__About this exercise__
Print the records below exactly, with no pictures.

__Items listed in a dataset__
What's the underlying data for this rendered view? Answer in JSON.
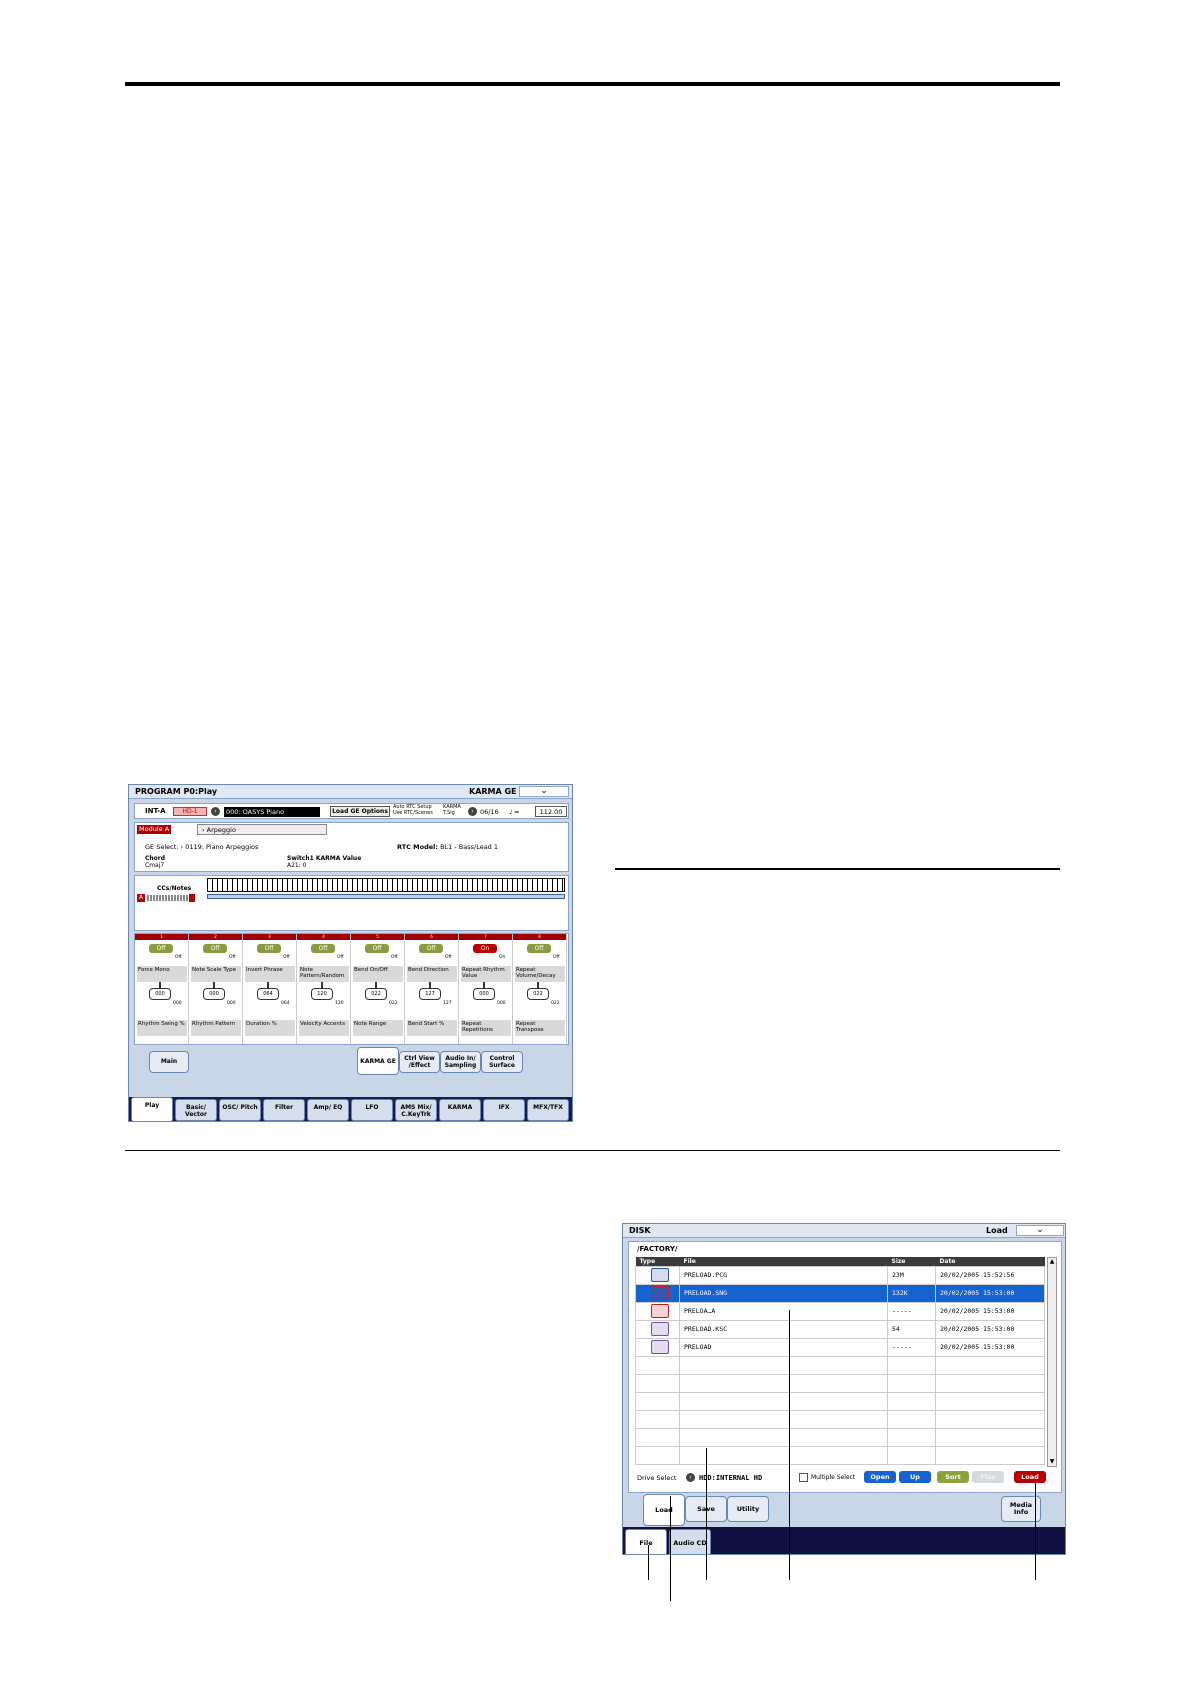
{
  "program_screen": {
    "title": "PROGRAM P0:Play",
    "page": "KARMA GE",
    "dropdown": "⌄",
    "bank": "INT-A",
    "hd": "HD-1",
    "program_name": "000: OASYS Piano",
    "load_ge_options": "Load GE Options",
    "auto_rtc_1": "Auto RTC Setup",
    "auto_rtc_2": "Use RTC/Scenes",
    "karma_tsig_1": "KARMA",
    "karma_tsig_2": "T.Sig",
    "tsig_value": "06/16",
    "tempo_label": "♩ =",
    "tempo_value": "112.00",
    "module": "Module A",
    "arpeggio_tab": "Arpeggio",
    "ge_select_label": "GE Select:",
    "ge_select_value": "0119: Piano Arpeggios",
    "rtc_model_label": "RTC Model:",
    "rtc_model_value": "BL1 - Bass/Lead 1",
    "chord_label": "Chord",
    "chord_value": "Cmaj7",
    "switch_label": "Switch1  KARMA Value",
    "switch_value": "A21: 0",
    "ccs_notes": "CCs/Notes",
    "a_label": "A",
    "cells": [
      {
        "num": "1",
        "switch": "Off",
        "state": "Off",
        "label1": "Force Mono",
        "knob": "000",
        "kval": "000",
        "label2": "Rhythm Swing %"
      },
      {
        "num": "2",
        "switch": "Off",
        "state": "Off",
        "label1": "Note Scale Type",
        "knob": "000",
        "kval": "000",
        "label2": "Rhythm Pattern"
      },
      {
        "num": "3",
        "switch": "Off",
        "state": "Off",
        "label1": "Invert Phrase",
        "knob": "064",
        "kval": "064",
        "label2": "Duration %"
      },
      {
        "num": "4",
        "switch": "Off",
        "state": "Off",
        "label1": "Note Pattern/Random",
        "knob": "120",
        "kval": "120",
        "label2": "Velocity Accents"
      },
      {
        "num": "5",
        "switch": "Off",
        "state": "Off",
        "label1": "Bend On/Off",
        "knob": "022",
        "kval": "022",
        "label2": "Note Range"
      },
      {
        "num": "6",
        "switch": "Off",
        "state": "Off",
        "label1": "Bend Direction",
        "knob": "127",
        "kval": "127",
        "label2": "Bend Start %"
      },
      {
        "num": "7",
        "switch": "On",
        "state": "On",
        "label1": "Repeat Rhythm Value",
        "knob": "000",
        "kval": "000",
        "label2": "Repeat Repetitions"
      },
      {
        "num": "8",
        "switch": "Off",
        "state": "Off",
        "label1": "Repeat Volume/Decay",
        "knob": "022",
        "kval": "022",
        "label2": "Repeat Transpose"
      }
    ],
    "subtabs": [
      "Main",
      "KARMA GE",
      "Ctrl View /Effect",
      "Audio In/ Sampling",
      "Control Surface"
    ],
    "main_tabs": [
      "Play",
      "Basic/ Vector",
      "OSC/ Pitch",
      "Filter",
      "Amp/ EQ",
      "LFO",
      "AMS Mix/ C.KeyTrk",
      "KARMA",
      "IFX",
      "MFX/TFX"
    ]
  },
  "disk_screen": {
    "title": "DISK",
    "page": "Load",
    "dropdown": "⌄",
    "path": "/FACTORY/",
    "columns": [
      "Type",
      "File",
      "Size",
      "Date"
    ],
    "files": [
      {
        "icon": "pcg-icon",
        "color": "#3050b0",
        "name": "PRELOAD.PCG",
        "size": "23M",
        "date": "20/02/2005  15:52:56"
      },
      {
        "icon": "song-icon",
        "color": "#c02020",
        "name": "PRELOAD.SNG",
        "size": "132K",
        "date": "20/02/2005  15:53:00"
      },
      {
        "icon": "folder-icon",
        "color": "#c02020",
        "name": "PRELOA…A",
        "size": "-----",
        "date": "20/02/2005  15:53:00"
      },
      {
        "icon": "ksc-icon",
        "color": "#7050a0",
        "name": "PRELOAD.KSC",
        "size": "54",
        "date": "20/02/2005  15:53:00"
      },
      {
        "icon": "folder-icon",
        "color": "#7050a0",
        "name": "PRELOAD",
        "size": "-----",
        "date": "20/02/2005  15:53:00"
      }
    ],
    "drive_select_label": "Drive Select",
    "drive_name": "HDD:INTERNAL HD",
    "multiple_select": "Multiple Select",
    "buttons": {
      "open": "Open",
      "up": "Up",
      "sort": "Sort",
      "play": "Play",
      "load": "Load"
    },
    "subtabs": [
      "Load",
      "Save",
      "Utility",
      "Media Info"
    ],
    "main_tabs": [
      "File",
      "Audio CD"
    ]
  }
}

__Response to this task__
What's the underlying data for this rendered view? Answer in JSON.
{
  "program_screen": {
    "title": "PROGRAM P0:Play",
    "page": "KARMA GE",
    "dropdown": "⌄",
    "bank": "INT-A",
    "hd": "HD-1",
    "program_name": "000: OASYS Piano",
    "load_ge_options": "Load GE Options",
    "auto_rtc_1": "Auto RTC Setup",
    "auto_rtc_2": "Use RTC/Scenes",
    "karma_tsig_1": "KARMA",
    "karma_tsig_2": "T.Sig",
    "tsig_value": "06/16",
    "tempo_label": "♩ =",
    "tempo_value": "112.00",
    "module": "Module A",
    "arpeggio_tab": "Arpeggio",
    "ge_select_label": "GE Select:",
    "ge_select_value": "0119: Piano Arpeggios",
    "rtc_model_label": "RTC Model:",
    "rtc_model_value": "BL1 - Bass/Lead 1",
    "chord_label": "Chord",
    "chord_value": "Cmaj7",
    "switch_label": "Switch1  KARMA Value",
    "switch_value": "A21: 0",
    "ccs_notes": "CCs/Notes",
    "a_label": "A",
    "cells": [
      {
        "num": "1",
        "switch": "Off",
        "state": "Off",
        "label1": "Force Mono",
        "knob": "000",
        "kval": "000",
        "label2": "Rhythm Swing %"
      },
      {
        "num": "2",
        "switch": "Off",
        "state": "Off",
        "label1": "Note Scale Type",
        "knob": "000",
        "kval": "000",
        "label2": "Rhythm Pattern"
      },
      {
        "num": "3",
        "switch": "Off",
        "state": "Off",
        "label1": "Invert Phrase",
        "knob": "064",
        "kval": "064",
        "label2": "Duration %"
      },
      {
        "num": "4",
        "switch": "Off",
        "state": "Off",
        "label1": "Note Pattern/Random",
        "knob": "120",
        "kval": "120",
        "label2": "Velocity Accents"
      },
      {
        "num": "5",
        "switch": "Off",
        "state": "Off",
        "label1": "Bend On/Off",
        "knob": "022",
        "kval": "022",
        "label2": "Note Range"
      },
      {
        "num": "6",
        "switch": "Off",
        "state": "Off",
        "label1": "Bend Direction",
        "knob": "127",
        "kval": "127",
        "label2": "Bend Start %"
      },
      {
        "num": "7",
        "switch": "On",
        "state": "On",
        "label1": "Repeat Rhythm Value",
        "knob": "000",
        "kval": "000",
        "label2": "Repeat Repetitions"
      },
      {
        "num": "8",
        "switch": "Off",
        "state": "Off",
        "label1": "Repeat Volume/Decay",
        "knob": "022",
        "kval": "022",
        "label2": "Repeat Transpose"
      }
    ],
    "subtabs": [
      "Main",
      "KARMA GE",
      "Ctrl View /Effect",
      "Audio In/ Sampling",
      "Control Surface"
    ],
    "main_tabs": [
      "Play",
      "Basic/ Vector",
      "OSC/ Pitch",
      "Filter",
      "Amp/ EQ",
      "LFO",
      "AMS Mix/ C.KeyTrk",
      "KARMA",
      "IFX",
      "MFX/TFX"
    ]
  },
  "disk_screen": {
    "title": "DISK",
    "page": "Load",
    "dropdown": "⌄",
    "path": "/FACTORY/",
    "columns": [
      "Type",
      "File",
      "Size",
      "Date"
    ],
    "files": [
      {
        "icon": "pcg-icon",
        "color": "#3050b0",
        "name": "PRELOAD.PCG",
        "size": "23M",
        "date": "20/02/2005  15:52:56"
      },
      {
        "icon": "song-icon",
        "color": "#c02020",
        "name": "PRELOAD.SNG",
        "size": "132K",
        "date": "20/02/2005  15:53:00"
      },
      {
        "icon": "folder-icon",
        "color": "#c02020",
        "name": "PRELOA…A",
        "size": "-----",
        "date": "20/02/2005  15:53:00"
      },
      {
        "icon": "ksc-icon",
        "color": "#7050a0",
        "name": "PRELOAD.KSC",
        "size": "54",
        "date": "20/02/2005  15:53:00"
      },
      {
        "icon": "folder-icon",
        "color": "#7050a0",
        "name": "PRELOAD",
        "size": "-----",
        "date": "20/02/2005  15:53:00"
      }
    ],
    "drive_select_label": "Drive Select",
    "drive_name": "HDD:INTERNAL HD",
    "multiple_select": "Multiple Select",
    "buttons": {
      "open": "Open",
      "up": "Up",
      "sort": "Sort",
      "play": "Play",
      "load": "Load"
    },
    "subtabs": [
      "Load",
      "Save",
      "Utility",
      "Media Info"
    ],
    "main_tabs": [
      "File",
      "Audio CD"
    ]
  }
}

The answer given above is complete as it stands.